Task description:
Reproduce all the entries exactly.

___ Information supplied ___

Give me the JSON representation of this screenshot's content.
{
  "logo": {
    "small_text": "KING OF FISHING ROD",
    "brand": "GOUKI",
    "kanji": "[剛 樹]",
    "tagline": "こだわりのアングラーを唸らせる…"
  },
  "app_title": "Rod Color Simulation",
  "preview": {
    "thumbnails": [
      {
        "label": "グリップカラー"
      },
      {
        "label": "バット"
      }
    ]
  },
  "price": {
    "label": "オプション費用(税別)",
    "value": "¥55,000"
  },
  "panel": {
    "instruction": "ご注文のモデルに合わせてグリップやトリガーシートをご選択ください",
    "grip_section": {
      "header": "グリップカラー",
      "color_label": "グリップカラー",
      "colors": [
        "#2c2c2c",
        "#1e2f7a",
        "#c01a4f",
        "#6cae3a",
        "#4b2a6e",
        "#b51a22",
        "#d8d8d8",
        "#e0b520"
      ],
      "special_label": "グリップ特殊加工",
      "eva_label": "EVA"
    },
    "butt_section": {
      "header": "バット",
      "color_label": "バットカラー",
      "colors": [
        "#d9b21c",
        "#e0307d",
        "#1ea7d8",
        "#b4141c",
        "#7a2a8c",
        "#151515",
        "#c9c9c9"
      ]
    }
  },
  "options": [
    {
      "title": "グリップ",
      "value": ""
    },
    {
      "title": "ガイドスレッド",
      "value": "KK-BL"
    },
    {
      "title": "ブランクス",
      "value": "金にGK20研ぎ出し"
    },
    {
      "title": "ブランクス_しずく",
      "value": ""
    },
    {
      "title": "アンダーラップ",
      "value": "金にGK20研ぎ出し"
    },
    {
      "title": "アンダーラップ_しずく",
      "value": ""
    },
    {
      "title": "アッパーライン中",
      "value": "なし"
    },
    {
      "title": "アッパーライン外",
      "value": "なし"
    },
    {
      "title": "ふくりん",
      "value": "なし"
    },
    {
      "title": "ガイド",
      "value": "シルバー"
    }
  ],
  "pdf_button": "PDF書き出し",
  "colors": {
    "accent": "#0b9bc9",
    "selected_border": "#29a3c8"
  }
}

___

Finished exercise:
Give me the JSON representation of this screenshot's content.
{
  "logo": {
    "small_text": "KING OF FISHING ROD",
    "brand": "GOUKI",
    "kanji": "[剛 樹]",
    "tagline": "こだわりのアングラーを唸らせる…"
  },
  "app_title": "Rod Color Simulation",
  "preview": {
    "thumbnails": [
      {
        "label": "グリップカラー"
      },
      {
        "label": "バット"
      }
    ]
  },
  "price": {
    "label": "オプション費用(税別)",
    "value": "¥55,000"
  },
  "panel": {
    "instruction": "ご注文のモデルに合わせてグリップやトリガーシートをご選択ください",
    "grip_section": {
      "header": "グリップカラー",
      "color_label": "グリップカラー",
      "colors": [
        "#2c2c2c",
        "#1e2f7a",
        "#c01a4f",
        "#6cae3a",
        "#4b2a6e",
        "#b51a22",
        "#d8d8d8",
        "#e0b520"
      ],
      "special_label": "グリップ特殊加工",
      "eva_label": "EVA"
    },
    "butt_section": {
      "header": "バット",
      "color_label": "バットカラー",
      "colors": [
        "#d9b21c",
        "#e0307d",
        "#1ea7d8",
        "#b4141c",
        "#7a2a8c",
        "#151515",
        "#c9c9c9"
      ]
    }
  },
  "options": [
    {
      "title": "グリップ",
      "value": ""
    },
    {
      "title": "ガイドスレッド",
      "value": "KK-BL"
    },
    {
      "title": "ブランクス",
      "value": "金にGK20研ぎ出し"
    },
    {
      "title": "ブランクス_しずく",
      "value": ""
    },
    {
      "title": "アンダーラップ",
      "value": "金にGK20研ぎ出し"
    },
    {
      "title": "アンダーラップ_しずく",
      "value": ""
    },
    {
      "title": "アッパーライン中",
      "value": "なし"
    },
    {
      "title": "アッパーライン外",
      "value": "なし"
    },
    {
      "title": "ふくりん",
      "value": "なし"
    },
    {
      "title": "ガイド",
      "value": "シルバー"
    }
  ],
  "pdf_button": "PDF書き出し",
  "colors": {
    "accent": "#0b9bc9",
    "selected_border": "#29a3c8"
  }
}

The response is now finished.